Distribution and Use
The contribution of distribution and use on food’s environmental impact varies widely. Key considerations are distance and mode of transport of the food product and the amount of energy needed to store and prepare the food for consumption. Distribution should be as efficient as possible. Air transit of food is the least efficient distribution option, and alternatives should be found. For example, General Mills sends 80 percent of its shipments to the U.K. by sea, typcally the least energy-intensive distrubution option. Distrubution systems should also leverage new technologies and redesign distrubution channels to find further efficiencies. For example, Nestle utilized dual-temperature vehicles to reduce transportion by 7 percent in its Argentina operations.

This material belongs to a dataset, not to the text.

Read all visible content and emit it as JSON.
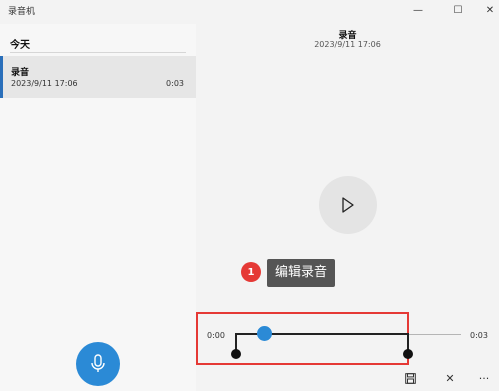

Providing safe and nutritious food remains a leading priority of the food industry. These issues overlap with the life cycle considerations outlined above. For example, food safety is linked to agricultural practices, with factory farming and high-speed processing of animal products associated with foodborne pathogens. Practicing such sustainable practices has proven benefits. The World Business Council for Sustainable Development has found businesses that incorporate sustainable practices have had greater financial success with lower production costs, improved product function and quality, increased market share, improved environmental performance, better relationships with stakeholders, and lower risks. Further, a recent study found that companies committed to sustainability financially outperformed industry averages by 15 percent over the six months from May through November 2008—a key point during the recent economic downturn. Finally, consumer interest in sustainability is growing. Consumer interest in sustainable products grew from around 50 percent in 2007 to 70 percent in 2010. As a result, a life cycle approach to sustainability may be the best way to protect a company's value as well as the future generation’s food supply.